- Never use charcoal or gas barbecues, camping heating equipment, or home generators indoors. They give off carbon monoxide. Because you can't smell or see it, carbon monoxide can cause health problems and is life-threatening.
- Use proper candle holders. Never leave lit candles unattended and keep out of reach of children. Always extinguish candles before going to bed.
- Listen to your battery-powered or wind-up radio for information on the power outage and advice from authorities
Use of Home Generators
A back-up generator may only be connected to your home's electrical system through an approved transfer panel and switch that has been installed by a qualified electrician.
Never plug a generator into a wall outlet as serious injury can result when the current produced by the home generator is fed back into the electrical lines, and transformed to a higher voltage. This can endanger the lives of utility employees working to restore the power.
To operate a generator safely:
- Follow the manufacturer's instructions.
- Ensure that the generator operates outdoors in well-ventilated conditions, well away from doors or windows, to prevent exhaust gases from entering the house.
- Connect lights and appliances directly to the generator. If extension cords must be used, ensure they are properly rated, CSA-approved cords.
When the Power Returns
Step by Step: Resetting Breakers
- Turn off light switches and unplug appliances in all rooms that have lost power.
- Find your circuit breaker box and open the cover.
- Locate the tripped breaker. Circuit breakers are small, usually horizontal switches and may be labeled (e.g., "kitchen," "bathroom" etc.). The tripped circuit breaker will be in the "off" position or in a middle position between "on" and "off."
- Reset the breaker by moving it to the full "off" position and then back to "on." That should clear an overload and return power to the room.
- If the breaker re-trips, it could be for a number of reasons: too many lamps and appliances plugged into the circuit; a damaged cord or plug; a short circuit in a receptacle, switch or fixture; or faulty wiring.
- Identify and fix problems before finally resetting the breaker.

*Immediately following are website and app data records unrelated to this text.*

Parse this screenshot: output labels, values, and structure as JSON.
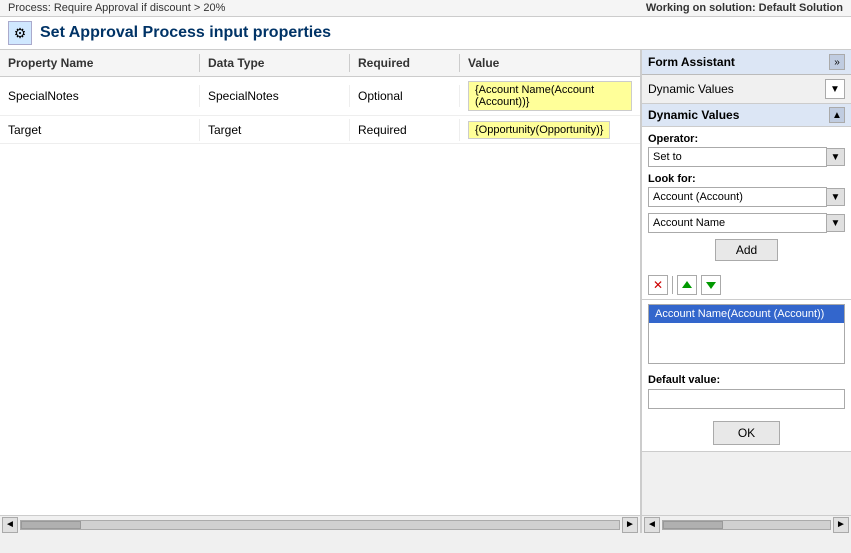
{
  "process_bar": {
    "text": "Process: Require Approval if discount > 20%"
  },
  "working_on": "Working on solution: Default Solution",
  "header": {
    "icon": "⚙",
    "title": "Set Approval Process input properties"
  },
  "table": {
    "columns": {
      "property_name": "Property Name",
      "data_type": "Data Type",
      "required": "Required",
      "value": "Value"
    },
    "rows": [
      {
        "property": "SpecialNotes",
        "data_type": "SpecialNotes",
        "required": "Optional",
        "value": "{Account Name(Account (Account))}"
      },
      {
        "property": "Target",
        "data_type": "Target",
        "required": "Required",
        "value": "{Opportunity(Opportunity)}"
      }
    ]
  },
  "form_assistant": {
    "title": "Form Assistant",
    "expand_icon": "»",
    "dynamic_values_dropdown": "Dynamic Values",
    "section_title": "Dynamic Values",
    "collapse_icon": "▲",
    "operator_label": "Operator:",
    "operator_value": "Set to",
    "look_for_label": "Look for:",
    "look_for_value": "Account (Account)",
    "field_value": "Account Name",
    "add_button": "Add",
    "delete_icon": "✕",
    "up_icon": "▲",
    "down_icon": "▼",
    "list_items": [
      {
        "text": "Account Name(Account (Account))",
        "selected": true
      }
    ],
    "default_value_label": "Default value:",
    "default_value": "",
    "ok_button": "OK",
    "left_arrow": "◄",
    "right_arrow": "►"
  },
  "scroll": {
    "left_arrow": "◄",
    "right_arrow": "►"
  }
}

Tips and Warnings
- If a breaker continues to re-trip, reset it only when you've corrected the problem, or call an electrician.
- Most tripped breakers are easily identified by an orange flag that appears when a breaker is in the tripped position.

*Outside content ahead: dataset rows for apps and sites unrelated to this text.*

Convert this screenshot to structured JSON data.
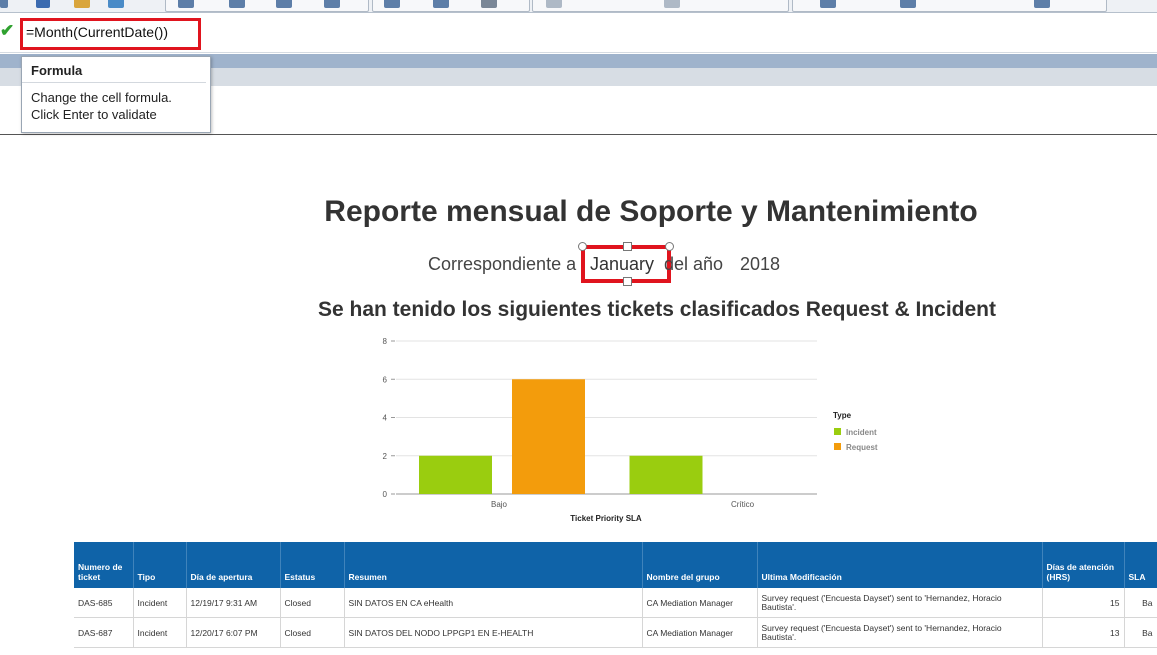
{
  "formula": {
    "value": "=Month(CurrentDate())"
  },
  "tooltip": {
    "title": "Formula",
    "line1": "Change the cell formula.",
    "line2": "Click Enter to validate"
  },
  "report": {
    "title": "Reporte mensual de Soporte y Mantenimiento",
    "subtitle_prefix": "Correspondiente a",
    "month": "January",
    "subtitle_mid": "del año",
    "year": "2018",
    "section_title": "Se han tenido los siguientes tickets clasificados Request & Incident"
  },
  "chart_data": {
    "type": "bar",
    "xlabel": "Ticket Priority SLA",
    "ylabel": "",
    "ylim": [
      0,
      8
    ],
    "yticks": [
      0,
      2,
      4,
      6,
      8
    ],
    "categories": [
      "Bajo",
      "Crítico"
    ],
    "legend_title": "Type",
    "legend_position": "right",
    "grid": true,
    "series": [
      {
        "name": "Incident",
        "color": "#9acd0f",
        "values": [
          2,
          2
        ]
      },
      {
        "name": "Request",
        "color": "#f39c0c",
        "values": [
          6,
          0
        ]
      }
    ]
  },
  "table": {
    "headers": [
      "Numero de ticket",
      "Tipo",
      "Día de apertura",
      "Estatus",
      "Resumen",
      "Nombre del grupo",
      "Ultima Modificación",
      "Días de atención (HRS)",
      "SLA"
    ],
    "rows": [
      [
        "DAS-685",
        "Incident",
        "12/19/17 9:31 AM",
        "Closed",
        "SIN DATOS EN CA eHealth",
        "CA Mediation Manager",
        "Survey request ('Encuesta Dayset') sent to 'Hernandez, Horacio Bautista'.",
        "15",
        "Ba"
      ],
      [
        "DAS-687",
        "Incident",
        "12/20/17 6:07 PM",
        "Closed",
        "SIN DATOS DEL NODO LPPGP1 EN E-HEALTH",
        "CA Mediation Manager",
        "Survey request ('Encuesta Dayset') sent to 'Hernandez, Horacio Bautista'.",
        "13",
        "Ba"
      ]
    ]
  }
}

- If your home has fuses instead of circuit breakers, follow the same steps for finding the blown fuse, then replace it with a new one of the same amperage.
- When resetting a breaker use only one hand and stand to the side to avoid electrical arc if the breaker should malfunction.
- Working with electrical systems is potentially dangerous. If you're unsure of your abilities or about any aspect of the job, call an electrician.
After Resetting the Breakers
- Give the electrical system a chance to stabilize before reconnecting tools and appliances. Turn the heating-system thermostats up first, followed in a couple of minutes by reconnection of the fridge and freezer. Wait 10 to 15 minutes before reconnecting all other tools and appliances.
- Close the drain valve in the basement.
- Turn on the water supply. Close lowest valves/taps first and allow air to escape from upper taps.
- Make sure that the hot water heater is filled before turning on the power to it.
- Check food supplies in refrigerators, freezers and cupboards for signs of spoilage. If a freezer door has been kept closed, food should stay frozen 24 to 36 hours, depending on the temperature. When food begins to defrost (usually after two days), it should be cooked; otherwise it should be thrown out.
- As a general precaution, keep a bag of ice cubes in the freezer. If you return home after a period of absence and the ice has melted and refrozen, there is a good chance that the food is spoiled. When in doubt, throw it out!
- Reset your clocks, automatic timers, and alarms.
- Restock your emergency kit so the supplies will be there when needed again.